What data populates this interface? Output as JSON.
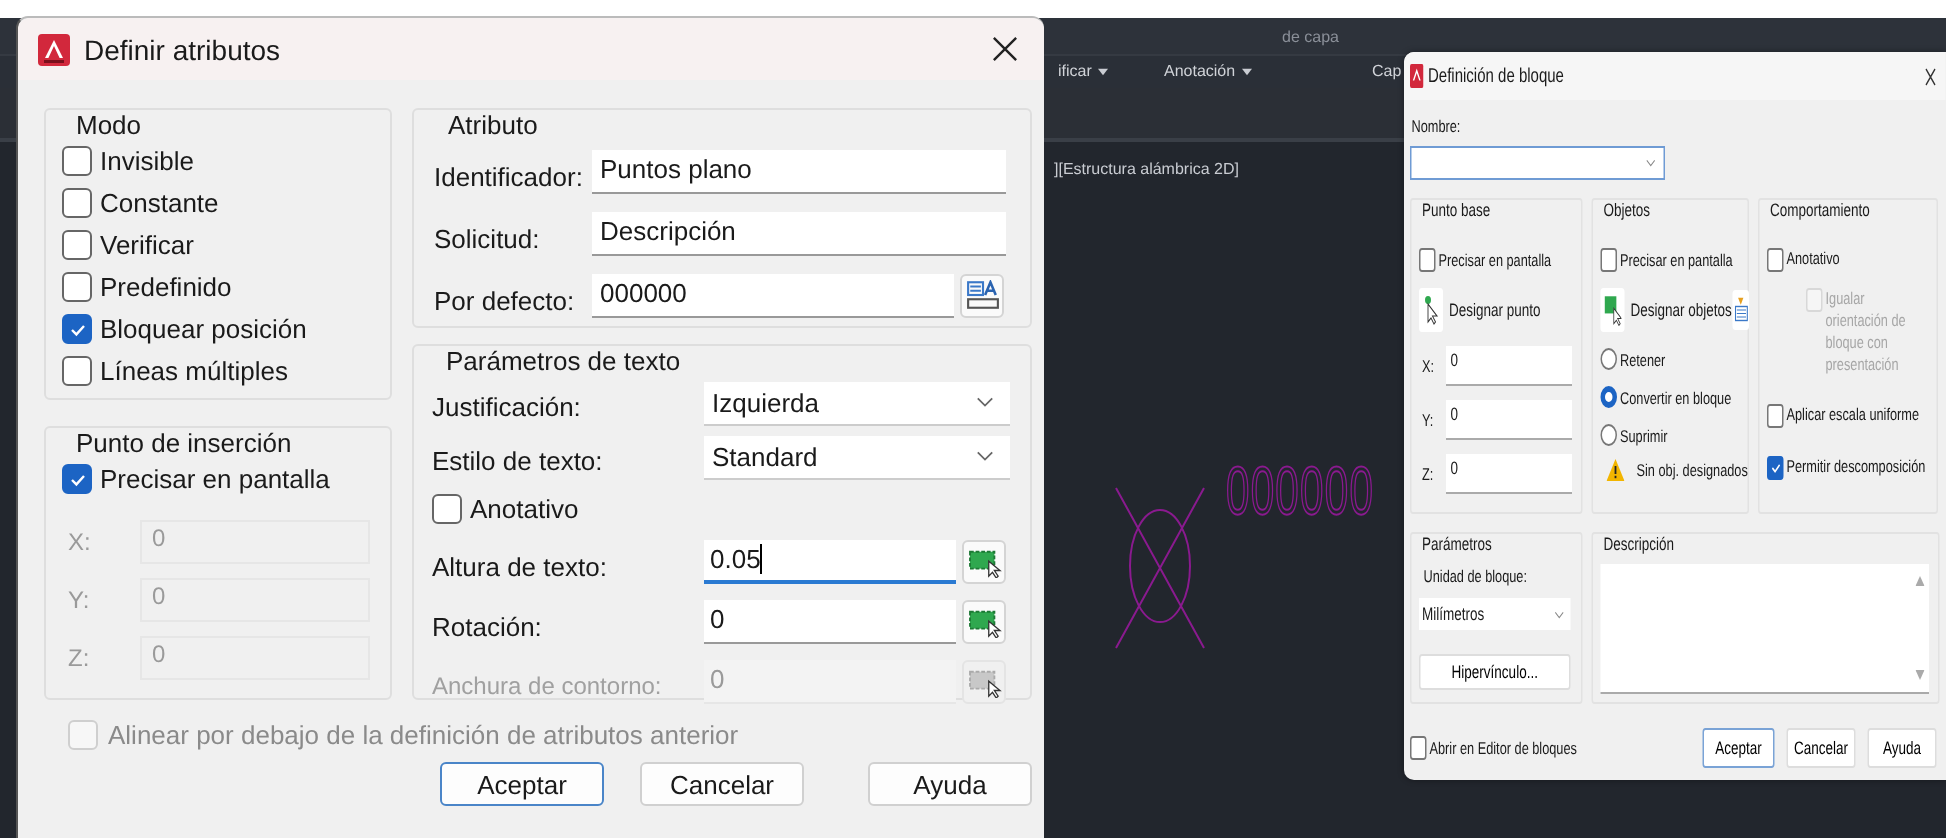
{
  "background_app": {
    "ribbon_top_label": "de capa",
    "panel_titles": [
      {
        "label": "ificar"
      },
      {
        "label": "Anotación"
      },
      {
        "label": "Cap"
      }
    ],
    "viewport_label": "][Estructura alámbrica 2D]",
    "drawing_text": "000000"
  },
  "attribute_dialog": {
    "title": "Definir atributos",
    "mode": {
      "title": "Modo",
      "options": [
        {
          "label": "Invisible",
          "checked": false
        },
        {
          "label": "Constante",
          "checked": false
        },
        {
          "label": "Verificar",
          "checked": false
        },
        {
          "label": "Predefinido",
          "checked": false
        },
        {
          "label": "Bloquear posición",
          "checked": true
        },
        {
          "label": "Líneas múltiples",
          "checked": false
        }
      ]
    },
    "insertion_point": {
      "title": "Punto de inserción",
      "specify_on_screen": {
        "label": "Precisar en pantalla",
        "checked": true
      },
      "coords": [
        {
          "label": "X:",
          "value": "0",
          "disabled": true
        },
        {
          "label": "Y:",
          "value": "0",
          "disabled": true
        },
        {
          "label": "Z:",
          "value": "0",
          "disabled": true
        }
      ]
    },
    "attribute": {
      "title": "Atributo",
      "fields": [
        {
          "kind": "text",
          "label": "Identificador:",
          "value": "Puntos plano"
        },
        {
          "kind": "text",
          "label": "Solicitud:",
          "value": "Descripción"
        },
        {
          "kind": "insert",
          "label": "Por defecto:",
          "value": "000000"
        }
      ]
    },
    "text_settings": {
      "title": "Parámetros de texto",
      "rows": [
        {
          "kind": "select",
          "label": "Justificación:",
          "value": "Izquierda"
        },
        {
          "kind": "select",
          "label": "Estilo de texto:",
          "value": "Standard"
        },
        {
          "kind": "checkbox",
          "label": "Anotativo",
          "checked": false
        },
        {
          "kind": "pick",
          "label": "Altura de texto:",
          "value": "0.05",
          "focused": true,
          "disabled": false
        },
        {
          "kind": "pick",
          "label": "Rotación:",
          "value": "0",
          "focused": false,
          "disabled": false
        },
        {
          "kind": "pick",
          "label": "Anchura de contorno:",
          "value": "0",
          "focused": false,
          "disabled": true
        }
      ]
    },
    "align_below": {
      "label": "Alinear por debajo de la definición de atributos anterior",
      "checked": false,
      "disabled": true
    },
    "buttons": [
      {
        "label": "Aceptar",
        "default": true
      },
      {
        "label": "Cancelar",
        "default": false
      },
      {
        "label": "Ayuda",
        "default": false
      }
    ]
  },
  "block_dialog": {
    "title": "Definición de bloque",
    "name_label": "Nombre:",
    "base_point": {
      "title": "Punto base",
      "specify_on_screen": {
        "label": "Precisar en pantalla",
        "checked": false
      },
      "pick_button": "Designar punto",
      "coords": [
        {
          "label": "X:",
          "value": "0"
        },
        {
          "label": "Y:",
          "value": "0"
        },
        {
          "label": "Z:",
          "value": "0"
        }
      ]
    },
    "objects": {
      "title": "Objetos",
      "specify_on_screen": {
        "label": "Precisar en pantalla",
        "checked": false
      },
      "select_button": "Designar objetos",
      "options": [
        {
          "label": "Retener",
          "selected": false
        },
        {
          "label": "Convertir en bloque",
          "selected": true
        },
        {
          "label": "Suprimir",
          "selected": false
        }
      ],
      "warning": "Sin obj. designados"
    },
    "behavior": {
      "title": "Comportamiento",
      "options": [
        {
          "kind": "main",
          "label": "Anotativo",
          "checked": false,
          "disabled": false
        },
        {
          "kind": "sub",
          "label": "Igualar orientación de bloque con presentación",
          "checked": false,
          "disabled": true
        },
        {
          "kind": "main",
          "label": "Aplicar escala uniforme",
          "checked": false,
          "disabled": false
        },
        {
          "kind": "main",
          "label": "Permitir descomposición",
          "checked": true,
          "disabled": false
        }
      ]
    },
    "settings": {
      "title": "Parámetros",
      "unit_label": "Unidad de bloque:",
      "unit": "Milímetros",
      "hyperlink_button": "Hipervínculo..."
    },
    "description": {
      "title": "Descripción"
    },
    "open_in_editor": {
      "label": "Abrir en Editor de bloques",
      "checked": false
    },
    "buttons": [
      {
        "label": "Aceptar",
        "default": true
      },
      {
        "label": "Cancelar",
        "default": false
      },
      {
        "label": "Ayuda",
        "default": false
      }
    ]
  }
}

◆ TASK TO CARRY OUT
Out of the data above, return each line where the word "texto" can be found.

◆ ANSWER TO THE EXERCISE
      "title": "Parámetros de texto",
          "label": "Estilo de texto:",
          "label": "Altura de texto:",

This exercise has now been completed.